Smart Tip: If you’d like to pursue customer testimonials or engage in social proof, consider featuring crowdsourced reviews in order to improve perceptions of authenticity and build trust. Instead of highlighting unattributed testimonials, you’ll be able to show potential customers positive social proof, and nod to the fact that you value customer feedback.

Our Experimental Design

To test the effectiveness of traditional customer testimonial ads in light of these shifts, we decided to run an experiment comparing them to more standard Facebook ads which are heavy on imagery. We wanted to see if letting customer testimonials speak for themselves would get customers to convert.

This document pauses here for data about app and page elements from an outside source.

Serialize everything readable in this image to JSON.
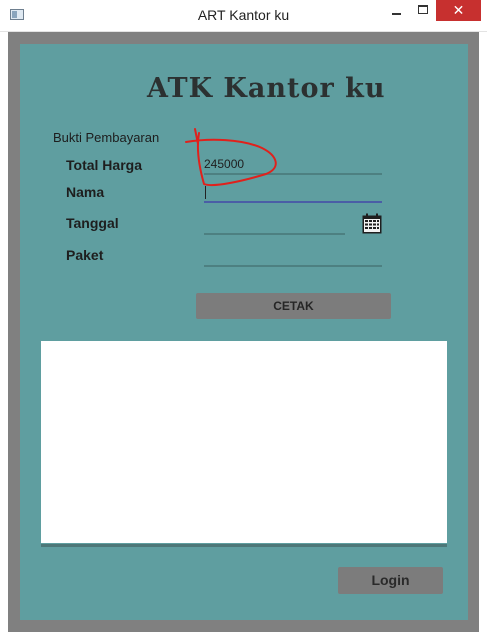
{
  "window": {
    "title": "ART Kantor ku",
    "controls": {
      "minimize": "",
      "maximize": "",
      "close": "✕"
    }
  },
  "app": {
    "title": "ATK Kantor ku",
    "section_label": "Bukti Pembayaran"
  },
  "form": {
    "total_harga": {
      "label": "Total Harga",
      "value": "245000"
    },
    "nama": {
      "label": "Nama",
      "value": ""
    },
    "tanggal": {
      "label": "Tanggal",
      "value": ""
    },
    "paket": {
      "label": "Paket",
      "value": ""
    }
  },
  "buttons": {
    "cetak": "CETAK",
    "login": "Login"
  },
  "output": {
    "text": ""
  },
  "colors": {
    "background": "#5f9ea0",
    "frame": "#808080",
    "button": "#7c7c7c",
    "annotation": "#e0211c"
  },
  "icons": {
    "calendar": "calendar-icon",
    "app": "app-window-icon"
  }
}
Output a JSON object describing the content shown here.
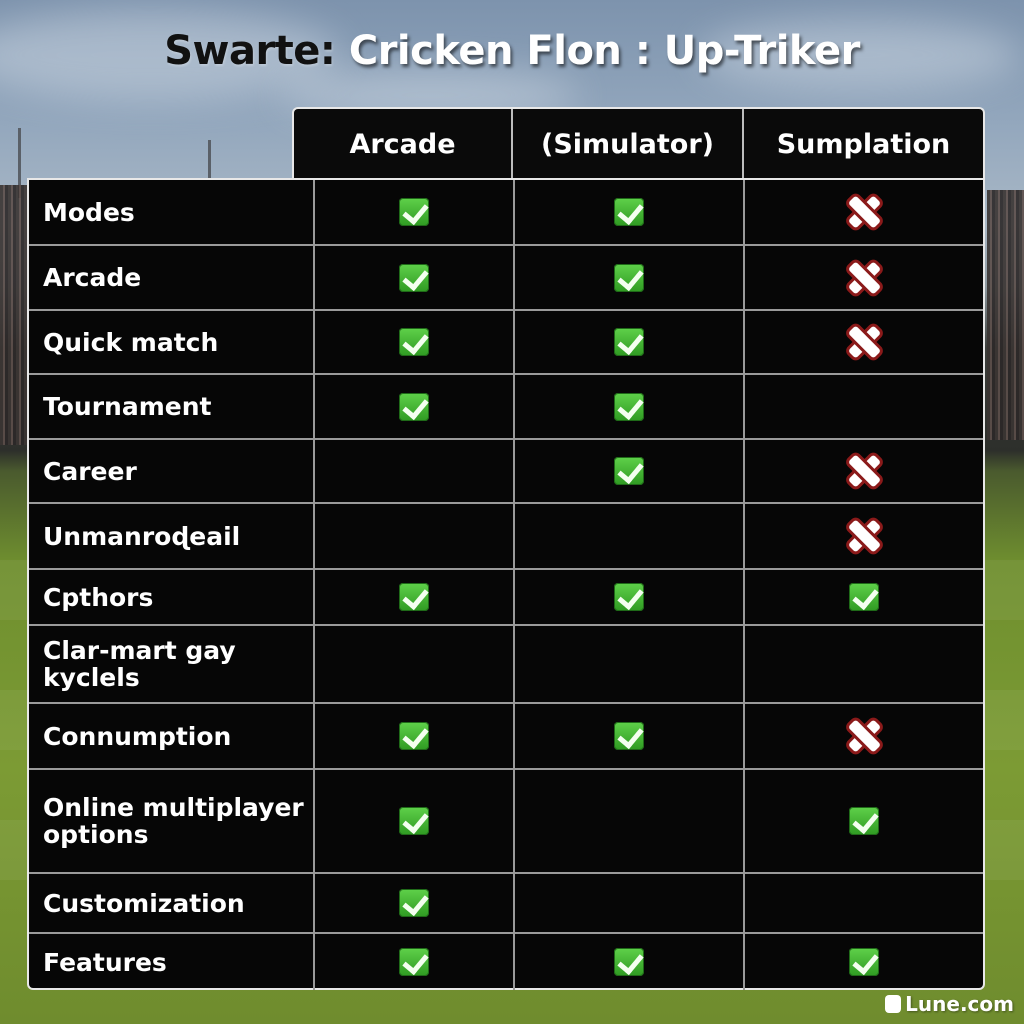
{
  "title": {
    "part1": "Swarte:",
    "part2": " Cricken Flon : Up-Triker"
  },
  "columns": [
    "Arcade",
    "(Simulator)",
    "Sumplation"
  ],
  "rows": [
    {
      "label": "Modes",
      "values": [
        "check",
        "check",
        "cross"
      ]
    },
    {
      "label": "Arcade",
      "values": [
        "check",
        "check",
        "cross"
      ]
    },
    {
      "label": "Quick match",
      "values": [
        "check",
        "check",
        "cross"
      ]
    },
    {
      "label": "Tournament",
      "values": [
        "check",
        "check",
        "none"
      ]
    },
    {
      "label": "Career",
      "values": [
        "none",
        "check",
        "cross"
      ]
    },
    {
      "label": "Unmanroɖeail",
      "values": [
        "none",
        "none",
        "cross"
      ]
    },
    {
      "label": "Cpthors",
      "values": [
        "check",
        "check",
        "check"
      ]
    },
    {
      "label": "Clar-mart gay kyclels",
      "values": [
        "none",
        "none",
        "none"
      ]
    },
    {
      "label": "Connumption",
      "values": [
        "check",
        "check",
        "cross"
      ]
    },
    {
      "label": "Online multiplayer options",
      "values": [
        "check",
        "none",
        "check"
      ]
    },
    {
      "label": "Customization",
      "values": [
        "check",
        "none",
        "none"
      ]
    },
    {
      "label": "Features",
      "values": [
        "check",
        "check",
        "check"
      ]
    }
  ],
  "icons": {
    "check": "green-check-icon",
    "cross": "red-cross-icon"
  },
  "colors": {
    "check": "#3fb52e",
    "cross_outline": "#8b1a1a",
    "table_bg": "#060606"
  },
  "watermark": "Lune.com"
}
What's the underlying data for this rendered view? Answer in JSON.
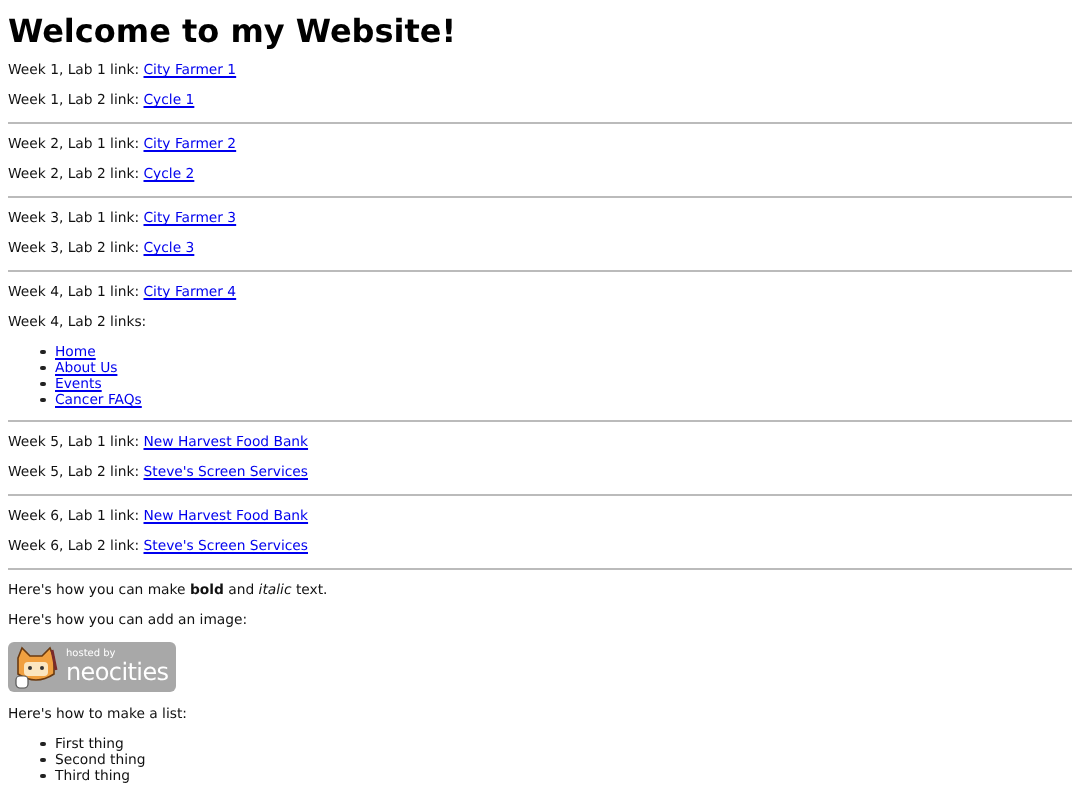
{
  "title": "Welcome to my Website!",
  "weeks": [
    {
      "entries": [
        {
          "kind": "link",
          "label": "Week 1, Lab 1 link:",
          "link": "City Farmer 1"
        },
        {
          "kind": "link",
          "label": "Week 1, Lab 2 link:",
          "link": "Cycle 1"
        }
      ]
    },
    {
      "entries": [
        {
          "kind": "link",
          "label": "Week 2, Lab 1 link:",
          "link": "City Farmer 2"
        },
        {
          "kind": "link",
          "label": "Week 2, Lab 2 link:",
          "link": "Cycle 2"
        }
      ]
    },
    {
      "entries": [
        {
          "kind": "link",
          "label": "Week 3, Lab 1 link:",
          "link": "City Farmer 3"
        },
        {
          "kind": "link",
          "label": "Week 3, Lab 2 link:",
          "link": "Cycle 3"
        }
      ]
    },
    {
      "entries": [
        {
          "kind": "link",
          "label": "Week 4, Lab 1 link:",
          "link": "City Farmer 4"
        },
        {
          "kind": "list",
          "label": "Week 4, Lab 2 links:",
          "links": [
            "Home",
            "About Us",
            "Events",
            "Cancer FAQs"
          ]
        }
      ]
    },
    {
      "entries": [
        {
          "kind": "link",
          "label": "Week 5, Lab 1 link:",
          "link": "New Harvest Food Bank"
        },
        {
          "kind": "link",
          "label": "Week 5, Lab 2 link:",
          "link": "Steve's Screen Services"
        }
      ]
    },
    {
      "entries": [
        {
          "kind": "link",
          "label": "Week 6, Lab 1 link:",
          "link": "New Harvest Food Bank"
        },
        {
          "kind": "link",
          "label": "Week 6, Lab 2 link:",
          "link": "Steve's Screen Services"
        }
      ]
    }
  ],
  "format_text": "Here's how you can make **bold** and *italic* text.",
  "image_text": "Here's how you can add an image:",
  "badge": {
    "caption": "hosted by",
    "name": "neocities"
  },
  "list_text": "Here's how to make a list:",
  "list": [
    "First thing",
    "Second thing",
    "Third thing"
  ]
}
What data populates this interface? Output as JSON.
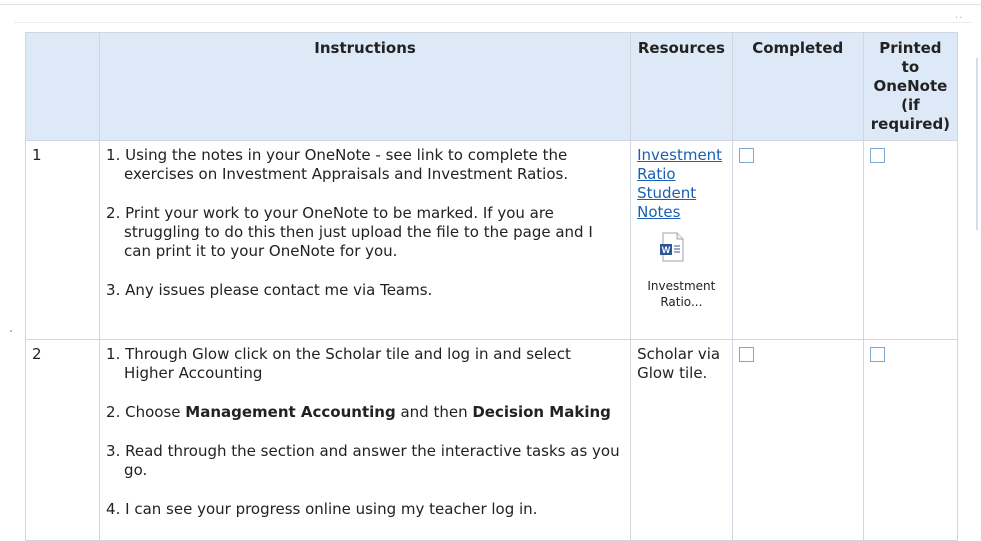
{
  "table": {
    "headers": {
      "num": "",
      "instructions": "Instructions",
      "resources": "Resources",
      "completed": "Completed",
      "printed": "Printed to OneNote (if required)"
    },
    "rows": [
      {
        "num": "1",
        "steps": [
          {
            "text": "1. Using the notes in your OneNote - see link to complete the exercises on Investment Appraisals and Investment Ratios."
          },
          {
            "text": "2. Print your work to your OneNote to be marked. If you are struggling to do this then just upload the file to the page and I can print it to your OneNote for you."
          },
          {
            "text": "3. Any issues please contact me via Teams."
          }
        ],
        "resource_link": "Investment Ratio Student Notes",
        "attachment_icon": "word-document-icon",
        "attachment_caption": "Investment Ratio...",
        "completed": false,
        "printed": false
      },
      {
        "num": "2",
        "steps": [
          {
            "text": "1. Through Glow click on the Scholar tile and log in and select Higher Accounting"
          },
          {
            "prefix": "2. Choose ",
            "bold1": "Management Accounting",
            "mid": " and then ",
            "bold2": "Decision Making"
          },
          {
            "text": "3. Read through the section and answer the interactive tasks as you go."
          },
          {
            "text": "4. I can see your progress online using my teacher log in."
          }
        ],
        "resource_text": "Scholar via Glow tile.",
        "completed": false,
        "printed": false
      }
    ]
  },
  "colors": {
    "header_bg": "#dde9f6",
    "grid": "#cfd6df",
    "link": "#1a5fb4",
    "checkbox_border": "#7ea7cf"
  }
}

To target the most relevant potential customers, we designed our experiment to target our custom warm audiences, which consists of people who had expressed interest in AdEspresso by downloading one of our eBooks, engaging with a post, or visiting our website within the past 7 days.

We then selected two different style ads and ran them with a $98 budget to see which would be the most effective. Below, you can see we chose our playful mascot with a promise of a free trial.

Below, you can see we chose our playful mascot with a promise of a free trial.

For our testimonial style ad, we ran an ad that was much more minimal in design, letting the testimonials of our customers speak for themselves:

With headshots and companies highlighted, these testimonials are authentic appraisals of the AdEspresso platform. They use social proof to nudge people towards converting based on straightforward testimony. These ads are meant to confer trust to prompt potential customers to try something new, rather than catching viewer’s attention with colorful graphics and large CTAs.

And the results say that…

Although this was a limited experiment, we were able to find a clear difference between the two ad strategies, finding that the visual ad was much more successful in generating conversions than the one with testimonials.

Here’s the raw data, as seen from the AdEspresso dashboard.

These are significant differences and indicate that the formats of the ads play a large role in the differing success and appeal of your campaigns.

Audiences excited by the brand association of the AdEspresso mascot and the free trial CTA are more inclined to click, visit AdEspresso’s site, and then convert. The minimalist customer testimonial ad is designed under the misinformed assumption that ad impressions alone will carry people towards conversions. Instead, you should prioritize getting an audience to click through and visit your site, which is where conversion really happens.

Using testimonials in the right contexts

These results make it clear that ad formatting can make the difference in the success of a Facebook campaign. But even with the clear win for visually inclined ads, you shouldn’t assume that this is a rigid rule that applies to all digital ads.

Additionally, it’s important to pay attention to the scope of the experiment. We tested one particular set of ads, which doesn’t mean that all customer testimonials are totally ineffective. It indicates that the busy, colorful graphics and the prominent free trial CTA registered more with viewers. The ad with the customer testimonial didn’t have these.

Our neurology gravitates towards visual stimulation. In 10 Scientific Reasons People Are Wired To Respond To Your Visual Marketing, we point out that images are processed at almost half the rate of text. It takes only 150ms to process an image, and another 100ms for our brains to assign meaning to it.

Pro Tip: If you want your Facebook ad to appeal to viewers in a near-instant, the safest bet is to use visual imagery to boldly make your brand’s case.

Building trust should be a core messaging strategy for your brand, and there are plenty of opportunities to let your audience know about the great customer experiences folks have had with your product. But there’s a time and place for everything.

Customer testimonials can be more useful at later stages of the conversion funnel since you want to foster active engagement. By prioritizing the use of visually interesting ads early in the funnel, you’ll be able to engage with a wider audience and get them to engage with your product on their own terms.